Data supplied.
'''

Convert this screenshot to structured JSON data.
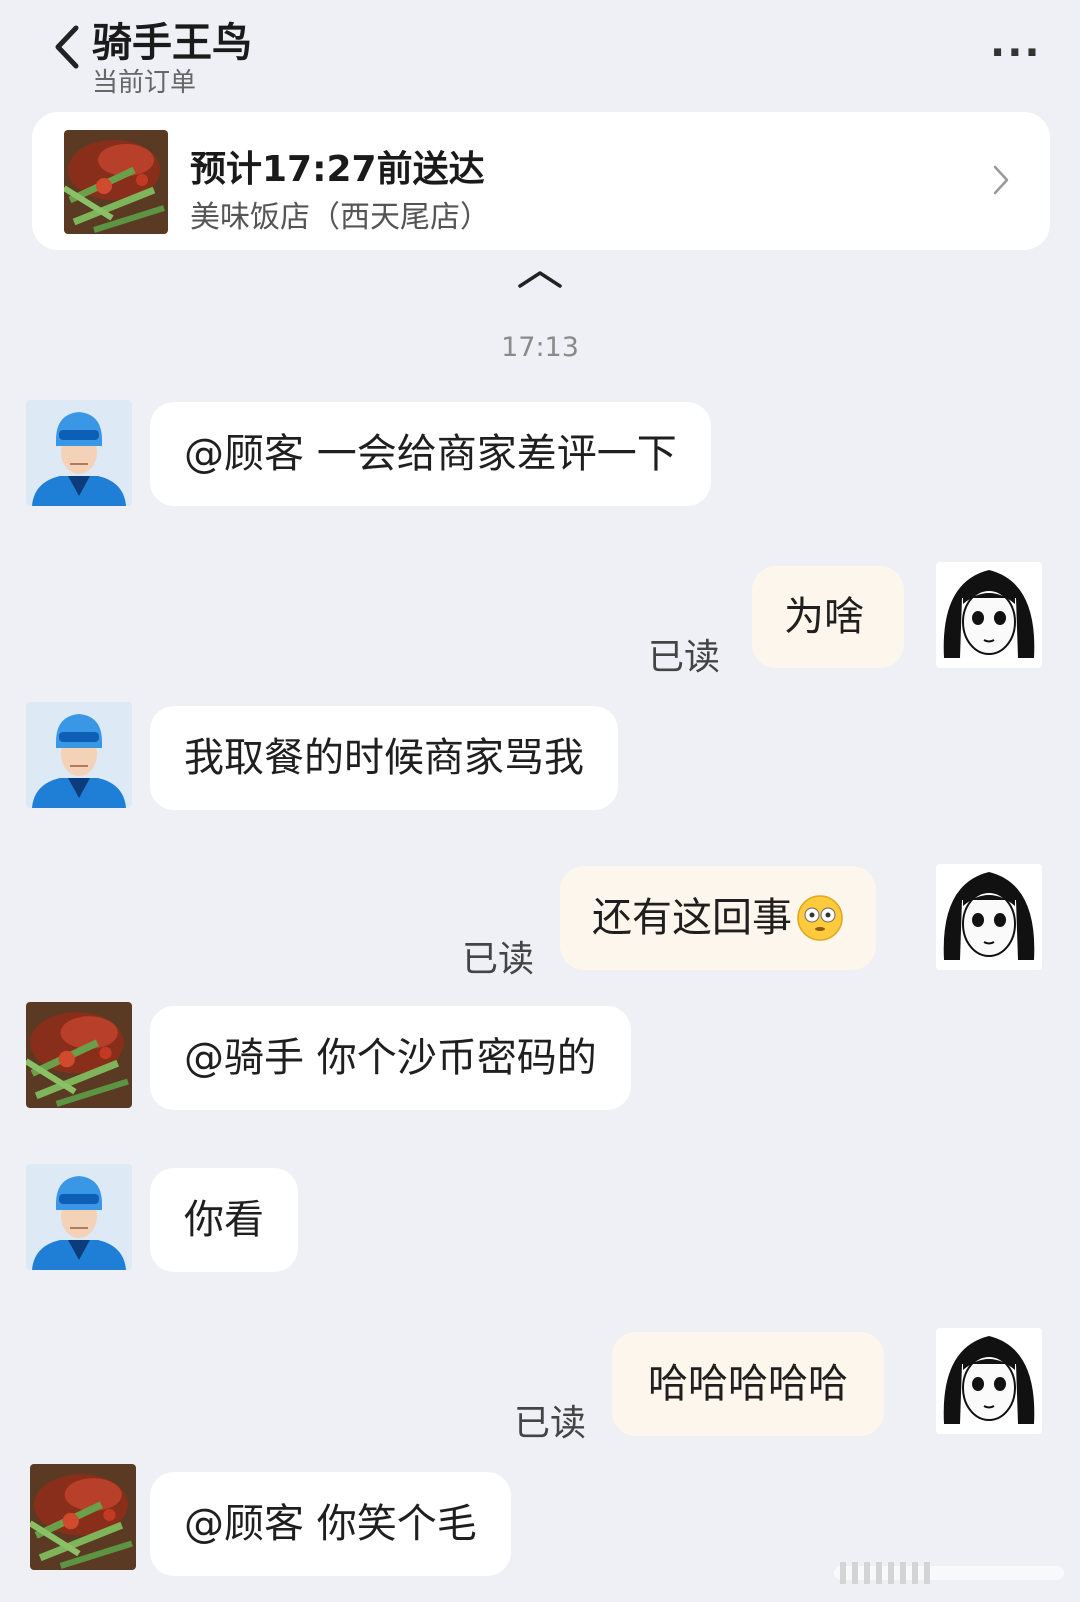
{
  "header": {
    "title": "骑手王鸟",
    "subtitle": "当前订单",
    "more_label": "···"
  },
  "order": {
    "eta": "预计17:27前送达",
    "shop": "美味饭店（西天尾店）"
  },
  "timestamp": "17:13",
  "messages": [
    {
      "sender": "rider",
      "text": "@顾客 一会给商家差评一下"
    },
    {
      "sender": "customer",
      "text": "为啥",
      "status": "已读"
    },
    {
      "sender": "rider",
      "text": "我取餐的时候商家骂我"
    },
    {
      "sender": "customer",
      "text": "还有这回事",
      "status": "已读",
      "emoji": "flushed-face-emoji"
    },
    {
      "sender": "merchant",
      "text": "@骑手 你个沙币密码的"
    },
    {
      "sender": "rider",
      "text": "你看"
    },
    {
      "sender": "customer",
      "text": "哈哈哈哈哈",
      "status": "已读"
    },
    {
      "sender": "merchant",
      "text": "@顾客 你笑个毛"
    }
  ],
  "colors": {
    "background": "#eef0f6",
    "bubble_in": "#ffffff",
    "bubble_out": "#fdf6ec",
    "rider_blue": "#2b8fe0"
  }
}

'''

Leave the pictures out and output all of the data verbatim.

Exercise response.
Convert this screenshot to structured JSON data.
{
  "header": {
    "title": "骑手王鸟",
    "subtitle": "当前订单",
    "more_label": "···"
  },
  "order": {
    "eta": "预计17:27前送达",
    "shop": "美味饭店（西天尾店）"
  },
  "timestamp": "17:13",
  "messages": [
    {
      "sender": "rider",
      "text": "@顾客 一会给商家差评一下"
    },
    {
      "sender": "customer",
      "text": "为啥",
      "status": "已读"
    },
    {
      "sender": "rider",
      "text": "我取餐的时候商家骂我"
    },
    {
      "sender": "customer",
      "text": "还有这回事",
      "status": "已读",
      "emoji": "flushed-face-emoji"
    },
    {
      "sender": "merchant",
      "text": "@骑手 你个沙币密码的"
    },
    {
      "sender": "rider",
      "text": "你看"
    },
    {
      "sender": "customer",
      "text": "哈哈哈哈哈",
      "status": "已读"
    },
    {
      "sender": "merchant",
      "text": "@顾客 你笑个毛"
    }
  ],
  "colors": {
    "background": "#eef0f6",
    "bubble_in": "#ffffff",
    "bubble_out": "#fdf6ec",
    "rider_blue": "#2b8fe0"
  }
}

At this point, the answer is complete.